**Data to process**
......
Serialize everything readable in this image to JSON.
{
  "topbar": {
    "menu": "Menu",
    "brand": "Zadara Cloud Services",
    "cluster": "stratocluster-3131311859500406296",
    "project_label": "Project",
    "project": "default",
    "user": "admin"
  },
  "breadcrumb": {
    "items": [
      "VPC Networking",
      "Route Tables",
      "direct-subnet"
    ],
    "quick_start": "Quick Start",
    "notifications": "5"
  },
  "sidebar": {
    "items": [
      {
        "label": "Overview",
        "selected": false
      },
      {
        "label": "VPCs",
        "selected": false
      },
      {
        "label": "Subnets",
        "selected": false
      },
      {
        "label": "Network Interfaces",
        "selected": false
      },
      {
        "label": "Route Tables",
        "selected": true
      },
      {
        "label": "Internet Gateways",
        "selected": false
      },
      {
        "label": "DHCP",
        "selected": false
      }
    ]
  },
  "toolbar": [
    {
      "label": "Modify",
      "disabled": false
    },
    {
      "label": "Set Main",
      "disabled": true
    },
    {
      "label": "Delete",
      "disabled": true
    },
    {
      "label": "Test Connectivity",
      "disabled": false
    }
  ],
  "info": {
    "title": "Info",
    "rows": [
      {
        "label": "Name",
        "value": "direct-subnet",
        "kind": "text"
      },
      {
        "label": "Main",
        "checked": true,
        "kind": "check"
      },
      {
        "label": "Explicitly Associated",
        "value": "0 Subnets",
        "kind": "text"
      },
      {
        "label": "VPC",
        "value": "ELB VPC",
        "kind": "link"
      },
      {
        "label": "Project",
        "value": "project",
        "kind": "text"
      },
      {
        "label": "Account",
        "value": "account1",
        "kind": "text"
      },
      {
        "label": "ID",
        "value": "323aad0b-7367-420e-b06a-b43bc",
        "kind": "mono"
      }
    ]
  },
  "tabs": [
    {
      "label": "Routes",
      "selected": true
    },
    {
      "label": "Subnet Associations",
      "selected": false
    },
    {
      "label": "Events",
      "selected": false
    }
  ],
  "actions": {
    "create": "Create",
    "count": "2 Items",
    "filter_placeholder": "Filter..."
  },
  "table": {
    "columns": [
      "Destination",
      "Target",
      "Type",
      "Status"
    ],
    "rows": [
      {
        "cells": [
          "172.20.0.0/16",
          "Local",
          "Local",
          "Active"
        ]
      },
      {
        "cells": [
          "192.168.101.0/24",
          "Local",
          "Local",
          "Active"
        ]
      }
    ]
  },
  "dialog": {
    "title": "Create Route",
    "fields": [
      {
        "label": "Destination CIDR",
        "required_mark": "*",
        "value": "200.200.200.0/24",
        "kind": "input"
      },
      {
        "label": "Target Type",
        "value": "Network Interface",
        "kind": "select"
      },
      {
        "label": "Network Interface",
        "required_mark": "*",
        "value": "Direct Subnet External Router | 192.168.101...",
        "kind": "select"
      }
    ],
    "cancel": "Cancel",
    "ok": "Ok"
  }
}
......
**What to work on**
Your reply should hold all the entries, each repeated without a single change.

**Result of the exercise**
Serialize everything readable in this image to JSON.
{
  "topbar": {
    "menu": "Menu",
    "brand": "Zadara Cloud Services",
    "cluster": "stratocluster-3131311859500406296",
    "project_label": "Project",
    "project": "default",
    "user": "admin"
  },
  "breadcrumb": {
    "items": [
      "VPC Networking",
      "Route Tables",
      "direct-subnet"
    ],
    "quick_start": "Quick Start",
    "notifications": "5"
  },
  "sidebar": {
    "items": [
      {
        "label": "Overview",
        "selected": false
      },
      {
        "label": "VPCs",
        "selected": false
      },
      {
        "label": "Subnets",
        "selected": false
      },
      {
        "label": "Network Interfaces",
        "selected": false
      },
      {
        "label": "Route Tables",
        "selected": true
      },
      {
        "label": "Internet Gateways",
        "selected": false
      },
      {
        "label": "DHCP",
        "selected": false
      }
    ]
  },
  "toolbar": [
    {
      "label": "Modify",
      "disabled": false
    },
    {
      "label": "Set Main",
      "disabled": true
    },
    {
      "label": "Delete",
      "disabled": true
    },
    {
      "label": "Test Connectivity",
      "disabled": false
    }
  ],
  "info": {
    "title": "Info",
    "rows": [
      {
        "label": "Name",
        "value": "direct-subnet",
        "kind": "text"
      },
      {
        "label": "Main",
        "checked": true,
        "kind": "check"
      },
      {
        "label": "Explicitly Associated",
        "value": "0 Subnets",
        "kind": "text"
      },
      {
        "label": "VPC",
        "value": "ELB VPC",
        "kind": "link"
      },
      {
        "label": "Project",
        "value": "project",
        "kind": "text"
      },
      {
        "label": "Account",
        "value": "account1",
        "kind": "text"
      },
      {
        "label": "ID",
        "value": "323aad0b-7367-420e-b06a-b43bc",
        "kind": "mono"
      }
    ]
  },
  "tabs": [
    {
      "label": "Routes",
      "selected": true
    },
    {
      "label": "Subnet Associations",
      "selected": false
    },
    {
      "label": "Events",
      "selected": false
    }
  ],
  "actions": {
    "create": "Create",
    "count": "2 Items",
    "filter_placeholder": "Filter..."
  },
  "table": {
    "columns": [
      "Destination",
      "Target",
      "Type",
      "Status"
    ],
    "rows": [
      {
        "cells": [
          "172.20.0.0/16",
          "Local",
          "Local",
          "Active"
        ]
      },
      {
        "cells": [
          "192.168.101.0/24",
          "Local",
          "Local",
          "Active"
        ]
      }
    ]
  },
  "dialog": {
    "title": "Create Route",
    "fields": [
      {
        "label": "Destination CIDR",
        "required_mark": "*",
        "value": "200.200.200.0/24",
        "kind": "input"
      },
      {
        "label": "Target Type",
        "value": "Network Interface",
        "kind": "select"
      },
      {
        "label": "Network Interface",
        "required_mark": "*",
        "value": "Direct Subnet External Router | 192.168.101...",
        "kind": "select"
      }
    ],
    "cancel": "Cancel",
    "ok": "Ok"
  }
}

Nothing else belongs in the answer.